I've never looked forward to air conditioning more than when my sister and I climbed into her SUV after our trek through the Oconaluftee Indian Village's Nature Trail and Gardens. The car was like an oven inside, but with the A/C on high, it didn't take long to cool us off.
We drove down the main strip of Cherokee, NC, and picked out a nice restaurant where we could stop for lunch. Lunch was good. It rejuvenated us enough that we decided we might have just enough energy left to visit the Museum of the Cherokee Indian. I'm glad we did.
First of all, it was pleasantly cool in there, plus they said we could take pictures. We bought our tickets, then sat in a peaceful, dimly lighted area to wait for the next tour to begin. The wall in the waiting area was decorated with Indian stories like this one:
In a matter of minutes, the tour guide appeared and led us into a small theater, where we watched an animated version of the Cherokee legend about how the earth was formed.
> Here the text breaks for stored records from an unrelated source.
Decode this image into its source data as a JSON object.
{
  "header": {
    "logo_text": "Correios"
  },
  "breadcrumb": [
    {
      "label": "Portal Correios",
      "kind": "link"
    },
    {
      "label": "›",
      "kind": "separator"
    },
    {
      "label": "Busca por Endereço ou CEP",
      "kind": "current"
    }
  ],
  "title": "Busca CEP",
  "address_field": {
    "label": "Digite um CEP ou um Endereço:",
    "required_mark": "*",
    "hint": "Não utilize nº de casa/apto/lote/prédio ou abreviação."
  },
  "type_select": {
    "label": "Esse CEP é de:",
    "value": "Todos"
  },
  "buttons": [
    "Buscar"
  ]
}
After that we were led through another door where we could continue on our own.
There were exhibits of utilitarian and trade items...
...and many other articles used regularly by the Cherokees. There were floor-to-ceiling murals on some of the walls:
Some of the exhibits were miniature:
Others were life-sized:
A hidden fan provided a gentle breeze that blew the feathers on the figures below, making us almost believe they might be real enough to step out of the exhibit at any minute:
The life-sized figures were extremely lifelike, as well, made with incredible attention to detail:
While the exhibits covered many facets of the Cherokees' lives in the early 1800s, a dominant theme of the museum was the Trail of Tears. The Cherokees (and other tribes) paid a terrible price when the U.S. government forced them to relocate from their homelands to the then newly designated Indian Territory that later became Oklahoma.
I can truthfully say that I've given that unfortunate piece of America's history more thought in the past few weeks than in all the 68-plus years I lived prior to visiting to this museum. It's an interesting, thought-provoking museum -- well worth a visit.